This isn’t a post about wearing scarves in winter, though since turning forty my neck feels the cold more. Is this a thing? Finally, I get the purpose of scarves. But no, sorry scarf lovers, this is about how you keep writing when you feel vulnerable to criticism. What do you do to protect your fragile creative mojo, so you don’t let self-doubt stop you from writing. It is a little bit like a neck, this creative mojo. It’s scrawny and it’s naked and you have to stick it out to get published. But you have to protect it too.
Recently I was asked, for this YouTube author talk series by the Thomas Kenneally Centre Library at the Sydney Mechanics School of Arts, to give my advice to aspiring writers. Practice taking criticism without being devastated by it, I said. It’s inevitable that you will get some. But it’s easier said than done, and I have to admit that I protect my neck from the worst of it now, knowing the way it can affect me.
With my first novel, What Was Left, I immediately read everything that anyone wrote about it. I was lucky, at first, most of the reviews were positive, but then I went on Goodreads and read those reviews as well. Two stars, one guy wrote. His review included the words ‘made-for-TV dialogue’, which I didn’t have to retrieve for this blog post because I have remembered them to this day, five years on. Am I able to quote a phrase from a positive review I have received on Goodreads from the top of my head? No. Should I find this person and wreak revenge? Probably not.
Readers should be able to criticise books if they like, both in reviews and on forums like Goodreads, but it is important to remember the purpose of these reviews is for other readers to decide what they might like to read, not for authors seeking feedback. The problem occurs when authors become involved and read these reviews and crawl into bed repeating the words in their heads ad-nauseum. Unable to forget them. How do you work, then? How do you keep going?
My solution, which has taken me to book number three to discover, is not to read them in the first place. I have a one-year rule on books that I write. I will not read Goodreads reviews for the first year after the book is published – even the really glowing ones – because I am too vulnerable. It is all too fresh and raw and like that skinned knee that I’ve just picked all the dirt and gravel out of, it hurts to be out in the air. I stick a Band Aid on that sucker and wait until a nice little scab forms before I go typing my name into a web browser and clicking on every link. After a year, I can read them with some distance. The book and I have spent some time apart, and I can read the bad reviews without being devastated by them.

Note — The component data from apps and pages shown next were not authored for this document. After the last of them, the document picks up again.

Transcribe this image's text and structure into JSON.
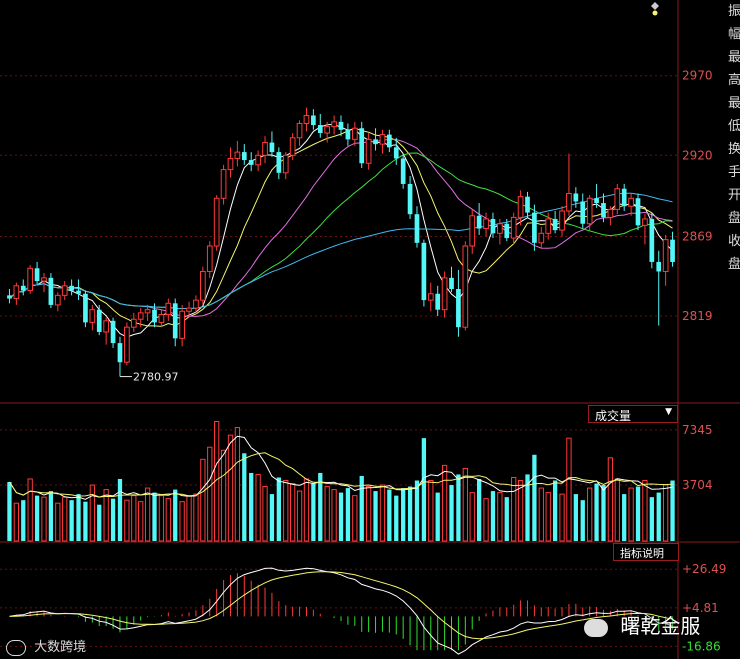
{
  "chart_data": [
    {
      "type": "candlestick",
      "panel": "price",
      "y_ticks": [
        2970,
        2920,
        2869,
        2819
      ],
      "ylim": [
        2765,
        3005
      ],
      "annotations": [
        {
          "text": "2780.97",
          "value": 2780.97
        }
      ],
      "series": [
        {
          "name": "MA5",
          "color": "#ffffff"
        },
        {
          "name": "MA10",
          "color": "#f5f56a"
        },
        {
          "name": "MA20",
          "color": "#e070e0"
        },
        {
          "name": "MA30",
          "color": "#40e040"
        },
        {
          "name": "MA60",
          "color": "#40b8f0"
        }
      ],
      "candles": [
        [
          2832,
          2836,
          2827,
          2830
        ],
        [
          2830,
          2840,
          2826,
          2838
        ],
        [
          2838,
          2842,
          2832,
          2835
        ],
        [
          2835,
          2851,
          2833,
          2849
        ],
        [
          2849,
          2853,
          2839,
          2841
        ],
        [
          2841,
          2846,
          2834,
          2843
        ],
        [
          2843,
          2846,
          2824,
          2826
        ],
        [
          2826,
          2834,
          2822,
          2832
        ],
        [
          2832,
          2841,
          2829,
          2838
        ],
        [
          2838,
          2842,
          2832,
          2835
        ],
        [
          2835,
          2842,
          2829,
          2833
        ],
        [
          2833,
          2835,
          2812,
          2815
        ],
        [
          2815,
          2826,
          2810,
          2823
        ],
        [
          2823,
          2826,
          2807,
          2809
        ],
        [
          2809,
          2818,
          2801,
          2816
        ],
        [
          2816,
          2818,
          2799,
          2802
        ],
        [
          2802,
          2806,
          2781,
          2790
        ],
        [
          2790,
          2815,
          2788,
          2812
        ],
        [
          2812,
          2821,
          2809,
          2817
        ],
        [
          2817,
          2824,
          2812,
          2821
        ],
        [
          2821,
          2826,
          2816,
          2823
        ],
        [
          2823,
          2827,
          2812,
          2815
        ],
        [
          2815,
          2823,
          2812,
          2820
        ],
        [
          2820,
          2830,
          2816,
          2827
        ],
        [
          2827,
          2830,
          2800,
          2805
        ],
        [
          2805,
          2826,
          2800,
          2822
        ],
        [
          2822,
          2828,
          2818,
          2824
        ],
        [
          2824,
          2832,
          2820,
          2829
        ],
        [
          2829,
          2850,
          2826,
          2847
        ],
        [
          2847,
          2866,
          2843,
          2863
        ],
        [
          2863,
          2895,
          2860,
          2893
        ],
        [
          2893,
          2914,
          2889,
          2911
        ],
        [
          2911,
          2925,
          2906,
          2918
        ],
        [
          2918,
          2929,
          2913,
          2922
        ],
        [
          2922,
          2927,
          2914,
          2917
        ],
        [
          2917,
          2922,
          2910,
          2914
        ],
        [
          2914,
          2923,
          2910,
          2920
        ],
        [
          2920,
          2932,
          2915,
          2928
        ],
        [
          2928,
          2935,
          2919,
          2922
        ],
        [
          2922,
          2925,
          2905,
          2909
        ],
        [
          2909,
          2922,
          2905,
          2920
        ],
        [
          2920,
          2934,
          2917,
          2931
        ],
        [
          2931,
          2942,
          2926,
          2940
        ],
        [
          2940,
          2950,
          2935,
          2945
        ],
        [
          2945,
          2949,
          2936,
          2939
        ],
        [
          2939,
          2946,
          2931,
          2934
        ],
        [
          2934,
          2941,
          2928,
          2938
        ],
        [
          2938,
          2945,
          2933,
          2941
        ],
        [
          2941,
          2945,
          2932,
          2936
        ],
        [
          2936,
          2940,
          2926,
          2930
        ],
        [
          2930,
          2941,
          2926,
          2937
        ],
        [
          2937,
          2941,
          2912,
          2915
        ],
        [
          2915,
          2934,
          2911,
          2930
        ],
        [
          2930,
          2937,
          2923,
          2927
        ],
        [
          2927,
          2936,
          2921,
          2933
        ],
        [
          2933,
          2936,
          2922,
          2925
        ],
        [
          2925,
          2931,
          2914,
          2918
        ],
        [
          2918,
          2921,
          2899,
          2902
        ],
        [
          2902,
          2907,
          2880,
          2883
        ],
        [
          2883,
          2888,
          2862,
          2865
        ],
        [
          2865,
          2867,
          2825,
          2829
        ],
        [
          2829,
          2840,
          2822,
          2833
        ],
        [
          2833,
          2838,
          2819,
          2823
        ],
        [
          2823,
          2847,
          2818,
          2843
        ],
        [
          2843,
          2850,
          2834,
          2836
        ],
        [
          2836,
          2848,
          2806,
          2812
        ],
        [
          2812,
          2866,
          2810,
          2863
        ],
        [
          2863,
          2886,
          2858,
          2882
        ],
        [
          2882,
          2890,
          2870,
          2874
        ],
        [
          2874,
          2884,
          2869,
          2880
        ],
        [
          2880,
          2884,
          2868,
          2871
        ],
        [
          2871,
          2880,
          2864,
          2877
        ],
        [
          2877,
          2880,
          2866,
          2868
        ],
        [
          2868,
          2884,
          2864,
          2881
        ],
        [
          2881,
          2898,
          2876,
          2894
        ],
        [
          2894,
          2897,
          2881,
          2884
        ],
        [
          2884,
          2889,
          2860,
          2865
        ],
        [
          2865,
          2875,
          2861,
          2871
        ],
        [
          2871,
          2884,
          2867,
          2880
        ],
        [
          2880,
          2885,
          2871,
          2873
        ],
        [
          2873,
          2888,
          2869,
          2885
        ],
        [
          2885,
          2921,
          2882,
          2896
        ],
        [
          2896,
          2900,
          2887,
          2891
        ],
        [
          2891,
          2896,
          2874,
          2877
        ],
        [
          2877,
          2895,
          2873,
          2893
        ],
        [
          2893,
          2902,
          2887,
          2890
        ],
        [
          2890,
          2896,
          2878,
          2881
        ],
        [
          2881,
          2888,
          2876,
          2886
        ],
        [
          2886,
          2902,
          2883,
          2899
        ],
        [
          2899,
          2902,
          2885,
          2888
        ],
        [
          2888,
          2896,
          2882,
          2893
        ],
        [
          2893,
          2896,
          2873,
          2876
        ],
        [
          2876,
          2883,
          2864,
          2880
        ],
        [
          2880,
          2884,
          2849,
          2853
        ],
        [
          2853,
          2860,
          2813,
          2847
        ],
        [
          2847,
          2870,
          2838,
          2867
        ],
        [
          2867,
          2872,
          2850,
          2853
        ]
      ]
    },
    {
      "type": "bar",
      "panel": "volume",
      "y_ticks": [
        7345,
        3704
      ],
      "ylim": [
        0,
        8000
      ],
      "legend": "成交量",
      "series": [
        {
          "name": "MA5",
          "color": "#ffffff"
        },
        {
          "name": "MA10",
          "color": "#f5f56a"
        }
      ],
      "values": [
        3900,
        2500,
        2700,
        4100,
        3000,
        2900,
        3300,
        2500,
        2900,
        2700,
        3100,
        2600,
        3700,
        2400,
        3400,
        2800,
        4100,
        2700,
        3000,
        2600,
        3500,
        3200,
        3000,
        2800,
        3400,
        2600,
        3000,
        3100,
        5400,
        6200,
        7900,
        6000,
        7000,
        7500,
        5800,
        4500,
        4400,
        3600,
        3100,
        4200,
        4000,
        3800,
        3300,
        4100,
        3800,
        4500,
        3600,
        3400,
        3200,
        3500,
        3000,
        4300,
        3600,
        3300,
        3700,
        3400,
        3000,
        3500,
        3600,
        4000,
        6800,
        4000,
        3200,
        5000,
        3700,
        4400,
        4800,
        3200,
        4100,
        2800,
        3300,
        3200,
        2900,
        4200,
        4000,
        4400,
        5700,
        3500,
        3200,
        4000,
        3100,
        6800,
        3100,
        2700,
        3500,
        3800,
        3700,
        5500,
        4100,
        3100,
        3500,
        3600,
        4000,
        2900,
        3200,
        3700,
        4000,
        6700,
        4700,
        4200,
        2400
      ]
    },
    {
      "type": "bar",
      "panel": "macd",
      "y_ticks": [
        26.49,
        4.81,
        -16.86
      ],
      "ylim": [
        -20,
        30
      ],
      "legend": "指标说明"
    }
  ],
  "buttons": {
    "volume": "成交量",
    "indicator": "指标说明"
  },
  "watermark": {
    "left": "大数跨境",
    "right": "曙乾金服"
  },
  "side_text": "振幅最高最低换手开盘收盘"
}
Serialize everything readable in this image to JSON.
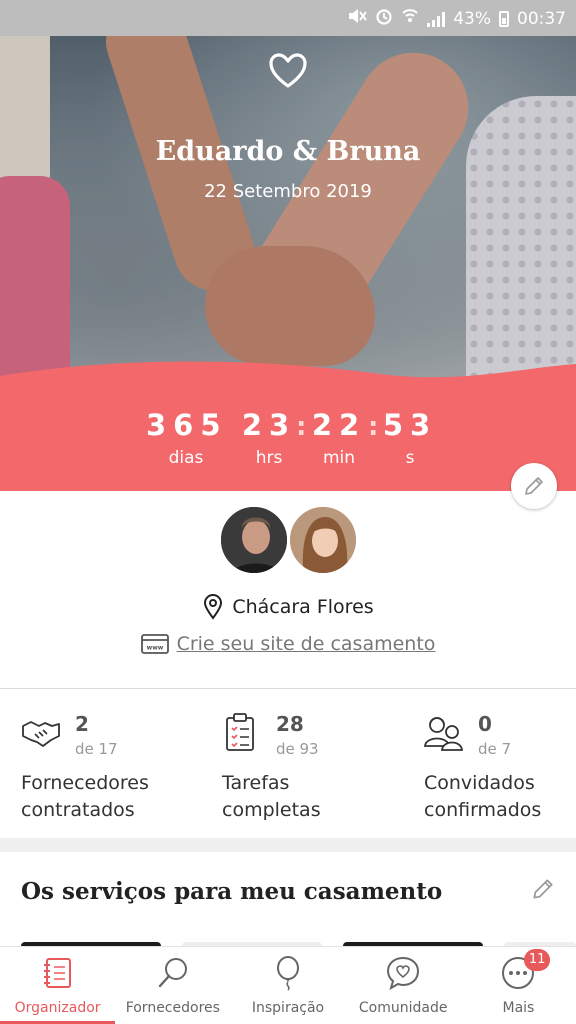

As for the newspaper, magazine and other reviews, I have someone vet them for me before I read them. If they have considered criticism, I’ll read them. If they are snarky, no. God, it’s tempting though, isn’t it? Because what we want more than anything is to know what people think of us. And I do think criticism is important to be able to take, but negativity and criticism are two different things. Pure snarkiness is a different beast than considered critique.
Sometimes things slip under my scarf though. For the very first time, with The Passengers, I got a piece of hate mail. It came through my website (hence anonymously), and from “Leesa”. I read it with no preparation, not expecting it to be what it was. Here it is:
I cannot believe I wasted my money on your book, The Passengers.
It is one of the worst, most poorly written books I have ever read.
A waste of time and money.
Nice cover that promises a top read and fails miserably from page one.
An insult to readers with brains.
And you TEACH?
Wow. But then again, I’m struggling to find anything too devastating here. Leesa’s crap writing might be someone else’s idea of top notch. I certainly know from my experience as a literary judge that people’s taste in writing is vastly different. Sorry Leesa, I didn’t lose any sleep over your letter. But I will hang on to it, because the fact that I GOT hate mail makes me feel a little proud. It means my book is out there, really being read, by lots of people. People with brains. Lots of brains. Even insulted brains. Brains that I TEACH.
How do you deal with the challenges of having your work criticised? How do you protect your neck?
One great resource for authors on how to survive your book being published is this series by Australian authors Jane Rawson and Annabel Smith What to Expect when You’re Expecting…a Book.
And if nothing else works, here’s my other therapy: Wu-Tang Clan on the stereo reminding me, Protect Ya Neck.